Outcomes of bypass surgery to repair blocked arteries in the legs tend to be better in the roughly one-in-five people who have inherited a specific genetic variation from both parents, according to a study presented at the Vascular Annual Meeting in Chicago on June 18.
The new findings may prove useful in weighing treatment options for the estimated eight million people in the U.S. with peripheral artery disease (PAD), a condition that can produce severe disability and lead to amputation. Treatment options include surgery and/or medication.
Alexander Clowes, UW professor of surgery, and Michael Conte, University of California- San Francisco professor, Division of Vascular & Endovascular Surgery, led the study. “These studies represent a major breakthrough in our understanding of arteries closing after angioplasty and bypass grafting,” said Clowes. “More importantly, they may help us identify patients at increased risk of treatment failures. These results may also accelerate drug development to prevent re-narrowing of vascular reconstructions.”
Conte and Clowes performed a gene association study in a group of 204 patients who had undergone a leg vein bypass graft. They tested the patients for a common variation of the gene p27, which is known to control how cells grow. The physicians are members of the Vascular Cures Research Network, a national research consortium. Members of this team share information and results in order to substantially accelerate the development of new drugs, technologies and predictive tools for vascular disease.

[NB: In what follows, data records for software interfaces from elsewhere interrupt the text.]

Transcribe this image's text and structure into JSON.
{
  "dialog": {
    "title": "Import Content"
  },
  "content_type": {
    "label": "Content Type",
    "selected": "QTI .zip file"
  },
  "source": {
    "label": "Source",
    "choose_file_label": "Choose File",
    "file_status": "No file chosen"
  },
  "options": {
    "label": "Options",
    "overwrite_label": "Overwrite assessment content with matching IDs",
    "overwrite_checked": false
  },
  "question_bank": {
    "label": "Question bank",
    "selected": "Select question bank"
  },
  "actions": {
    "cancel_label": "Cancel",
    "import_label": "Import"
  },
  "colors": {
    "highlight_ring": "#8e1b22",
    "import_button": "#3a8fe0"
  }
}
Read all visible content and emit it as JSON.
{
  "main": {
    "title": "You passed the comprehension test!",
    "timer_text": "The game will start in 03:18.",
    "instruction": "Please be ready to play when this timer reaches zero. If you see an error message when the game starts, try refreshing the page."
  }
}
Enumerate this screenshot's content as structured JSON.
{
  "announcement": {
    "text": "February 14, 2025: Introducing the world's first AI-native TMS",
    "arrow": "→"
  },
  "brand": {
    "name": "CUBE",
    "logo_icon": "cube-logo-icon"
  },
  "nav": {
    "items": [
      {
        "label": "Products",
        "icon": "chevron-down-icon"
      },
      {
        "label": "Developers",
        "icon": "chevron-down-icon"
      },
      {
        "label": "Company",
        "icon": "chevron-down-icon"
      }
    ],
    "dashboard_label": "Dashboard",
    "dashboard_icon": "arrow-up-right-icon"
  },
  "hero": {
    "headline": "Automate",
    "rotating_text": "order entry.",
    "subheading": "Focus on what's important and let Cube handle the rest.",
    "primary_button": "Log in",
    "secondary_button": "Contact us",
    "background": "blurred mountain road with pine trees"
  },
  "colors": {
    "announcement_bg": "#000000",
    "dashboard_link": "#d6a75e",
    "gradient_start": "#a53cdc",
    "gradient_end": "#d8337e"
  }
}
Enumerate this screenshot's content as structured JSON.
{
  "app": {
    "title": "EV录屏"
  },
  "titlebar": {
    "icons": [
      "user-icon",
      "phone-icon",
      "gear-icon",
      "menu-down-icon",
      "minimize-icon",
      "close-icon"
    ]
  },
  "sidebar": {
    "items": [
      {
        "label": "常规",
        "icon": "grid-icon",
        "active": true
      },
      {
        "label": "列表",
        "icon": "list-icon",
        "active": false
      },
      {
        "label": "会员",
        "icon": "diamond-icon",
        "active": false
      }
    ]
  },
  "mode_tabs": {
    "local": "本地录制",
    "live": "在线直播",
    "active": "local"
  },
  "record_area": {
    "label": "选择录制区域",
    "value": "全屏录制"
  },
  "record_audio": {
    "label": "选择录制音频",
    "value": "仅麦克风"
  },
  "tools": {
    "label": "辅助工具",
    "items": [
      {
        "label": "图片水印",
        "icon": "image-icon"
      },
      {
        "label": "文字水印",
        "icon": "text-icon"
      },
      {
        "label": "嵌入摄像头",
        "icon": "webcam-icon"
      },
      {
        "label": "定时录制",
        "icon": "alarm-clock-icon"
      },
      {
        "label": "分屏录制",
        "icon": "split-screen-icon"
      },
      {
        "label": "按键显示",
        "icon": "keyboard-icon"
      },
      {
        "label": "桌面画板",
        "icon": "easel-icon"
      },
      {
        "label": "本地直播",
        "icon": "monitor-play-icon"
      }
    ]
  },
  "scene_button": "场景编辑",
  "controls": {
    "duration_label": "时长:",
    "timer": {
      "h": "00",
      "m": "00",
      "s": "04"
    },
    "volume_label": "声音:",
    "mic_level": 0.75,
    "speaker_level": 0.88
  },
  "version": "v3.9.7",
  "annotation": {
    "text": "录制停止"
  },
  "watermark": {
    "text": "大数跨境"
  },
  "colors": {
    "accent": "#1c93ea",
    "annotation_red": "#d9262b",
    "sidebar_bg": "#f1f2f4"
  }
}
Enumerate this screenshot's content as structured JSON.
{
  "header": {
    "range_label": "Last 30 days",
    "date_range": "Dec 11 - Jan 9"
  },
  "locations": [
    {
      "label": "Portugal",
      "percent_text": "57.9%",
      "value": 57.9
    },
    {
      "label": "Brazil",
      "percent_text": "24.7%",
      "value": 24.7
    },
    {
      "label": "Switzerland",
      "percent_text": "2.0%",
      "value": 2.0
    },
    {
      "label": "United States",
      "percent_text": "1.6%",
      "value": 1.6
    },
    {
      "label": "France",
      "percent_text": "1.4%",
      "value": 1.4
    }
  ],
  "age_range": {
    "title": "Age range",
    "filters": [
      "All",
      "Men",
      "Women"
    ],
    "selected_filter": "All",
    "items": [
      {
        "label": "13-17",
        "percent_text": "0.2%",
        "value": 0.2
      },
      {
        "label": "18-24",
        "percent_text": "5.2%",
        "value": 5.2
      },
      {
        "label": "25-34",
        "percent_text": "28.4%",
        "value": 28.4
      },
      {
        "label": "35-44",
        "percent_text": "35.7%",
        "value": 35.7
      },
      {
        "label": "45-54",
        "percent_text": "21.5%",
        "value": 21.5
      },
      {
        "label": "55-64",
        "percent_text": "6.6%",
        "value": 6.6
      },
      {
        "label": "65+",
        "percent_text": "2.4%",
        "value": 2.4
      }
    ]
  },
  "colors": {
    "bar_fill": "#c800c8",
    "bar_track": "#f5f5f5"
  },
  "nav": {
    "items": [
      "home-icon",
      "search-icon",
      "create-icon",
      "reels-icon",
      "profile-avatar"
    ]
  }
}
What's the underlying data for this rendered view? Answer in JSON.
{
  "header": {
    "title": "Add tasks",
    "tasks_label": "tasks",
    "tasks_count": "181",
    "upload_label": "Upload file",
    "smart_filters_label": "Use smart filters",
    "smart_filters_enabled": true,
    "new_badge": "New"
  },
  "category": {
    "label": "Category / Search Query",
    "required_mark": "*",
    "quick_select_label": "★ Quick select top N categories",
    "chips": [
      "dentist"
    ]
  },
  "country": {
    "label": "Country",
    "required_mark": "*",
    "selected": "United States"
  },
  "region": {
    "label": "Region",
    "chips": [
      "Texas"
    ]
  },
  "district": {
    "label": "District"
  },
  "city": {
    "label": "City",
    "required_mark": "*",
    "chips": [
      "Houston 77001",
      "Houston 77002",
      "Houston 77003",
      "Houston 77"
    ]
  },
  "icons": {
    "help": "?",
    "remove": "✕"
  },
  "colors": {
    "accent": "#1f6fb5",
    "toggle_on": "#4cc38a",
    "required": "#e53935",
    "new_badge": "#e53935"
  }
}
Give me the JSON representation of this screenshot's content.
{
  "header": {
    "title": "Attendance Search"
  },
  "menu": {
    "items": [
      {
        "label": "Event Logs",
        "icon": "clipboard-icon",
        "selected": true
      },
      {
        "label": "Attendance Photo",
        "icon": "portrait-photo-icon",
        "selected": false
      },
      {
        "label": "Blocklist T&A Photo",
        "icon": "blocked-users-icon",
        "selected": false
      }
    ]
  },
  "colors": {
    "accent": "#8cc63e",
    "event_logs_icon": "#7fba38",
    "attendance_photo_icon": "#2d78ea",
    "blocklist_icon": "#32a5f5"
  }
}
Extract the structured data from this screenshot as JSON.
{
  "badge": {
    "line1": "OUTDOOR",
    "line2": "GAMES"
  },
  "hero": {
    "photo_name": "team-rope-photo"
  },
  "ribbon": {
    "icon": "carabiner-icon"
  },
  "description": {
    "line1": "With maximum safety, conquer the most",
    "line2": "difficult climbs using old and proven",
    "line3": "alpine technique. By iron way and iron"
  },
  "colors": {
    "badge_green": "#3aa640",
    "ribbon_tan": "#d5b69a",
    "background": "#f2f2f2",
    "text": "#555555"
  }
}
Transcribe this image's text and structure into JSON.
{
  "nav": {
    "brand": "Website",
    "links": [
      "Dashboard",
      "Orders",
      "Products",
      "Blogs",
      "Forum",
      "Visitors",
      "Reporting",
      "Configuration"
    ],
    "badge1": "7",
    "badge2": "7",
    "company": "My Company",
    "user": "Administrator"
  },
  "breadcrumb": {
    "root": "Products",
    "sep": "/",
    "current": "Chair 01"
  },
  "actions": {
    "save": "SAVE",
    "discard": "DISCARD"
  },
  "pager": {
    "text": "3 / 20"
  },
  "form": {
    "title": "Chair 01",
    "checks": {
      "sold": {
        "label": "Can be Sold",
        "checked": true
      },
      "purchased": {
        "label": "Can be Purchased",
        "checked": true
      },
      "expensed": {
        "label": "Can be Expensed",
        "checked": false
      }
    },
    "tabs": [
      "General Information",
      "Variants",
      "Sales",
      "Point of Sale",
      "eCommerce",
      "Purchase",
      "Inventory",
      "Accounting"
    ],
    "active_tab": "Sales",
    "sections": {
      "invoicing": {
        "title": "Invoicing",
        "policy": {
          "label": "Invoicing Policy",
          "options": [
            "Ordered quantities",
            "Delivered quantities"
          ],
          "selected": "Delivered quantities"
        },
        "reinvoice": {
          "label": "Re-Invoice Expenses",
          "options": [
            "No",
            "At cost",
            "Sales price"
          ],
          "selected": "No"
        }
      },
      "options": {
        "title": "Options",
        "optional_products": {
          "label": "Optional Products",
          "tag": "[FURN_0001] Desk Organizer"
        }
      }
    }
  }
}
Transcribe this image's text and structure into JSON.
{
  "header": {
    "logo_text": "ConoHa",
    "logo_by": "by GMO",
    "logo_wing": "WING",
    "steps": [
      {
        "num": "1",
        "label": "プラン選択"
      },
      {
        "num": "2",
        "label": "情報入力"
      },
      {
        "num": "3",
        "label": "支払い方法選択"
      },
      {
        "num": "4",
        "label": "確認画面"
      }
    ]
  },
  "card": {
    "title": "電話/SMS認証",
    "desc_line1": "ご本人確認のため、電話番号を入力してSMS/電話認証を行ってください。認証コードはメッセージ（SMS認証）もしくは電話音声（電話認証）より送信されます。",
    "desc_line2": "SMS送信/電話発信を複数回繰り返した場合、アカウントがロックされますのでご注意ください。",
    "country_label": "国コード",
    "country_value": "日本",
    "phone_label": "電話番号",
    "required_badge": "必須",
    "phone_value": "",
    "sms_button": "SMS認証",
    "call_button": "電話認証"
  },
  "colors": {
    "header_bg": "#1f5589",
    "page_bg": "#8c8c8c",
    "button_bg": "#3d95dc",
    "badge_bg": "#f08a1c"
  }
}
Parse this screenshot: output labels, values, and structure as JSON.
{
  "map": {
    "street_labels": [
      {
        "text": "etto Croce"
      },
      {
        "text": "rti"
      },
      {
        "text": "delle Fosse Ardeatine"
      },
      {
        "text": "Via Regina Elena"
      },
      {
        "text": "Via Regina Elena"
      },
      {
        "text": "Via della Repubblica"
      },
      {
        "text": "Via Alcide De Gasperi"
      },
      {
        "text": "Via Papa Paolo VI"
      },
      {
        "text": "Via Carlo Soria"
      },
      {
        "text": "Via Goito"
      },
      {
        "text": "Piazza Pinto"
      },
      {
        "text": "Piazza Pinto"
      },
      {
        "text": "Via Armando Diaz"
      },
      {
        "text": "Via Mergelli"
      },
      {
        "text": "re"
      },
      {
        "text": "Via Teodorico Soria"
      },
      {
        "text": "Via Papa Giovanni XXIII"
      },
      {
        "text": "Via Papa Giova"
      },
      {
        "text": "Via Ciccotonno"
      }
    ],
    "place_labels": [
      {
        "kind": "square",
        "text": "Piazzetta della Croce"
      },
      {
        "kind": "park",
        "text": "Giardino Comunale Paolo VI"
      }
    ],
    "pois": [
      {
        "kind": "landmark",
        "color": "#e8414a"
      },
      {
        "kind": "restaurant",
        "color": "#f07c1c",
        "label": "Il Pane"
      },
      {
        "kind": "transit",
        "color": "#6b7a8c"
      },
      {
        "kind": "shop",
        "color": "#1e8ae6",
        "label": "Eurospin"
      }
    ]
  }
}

The study was funded partially by the National Heart, Lung and Blood Institute and Vascular Cures.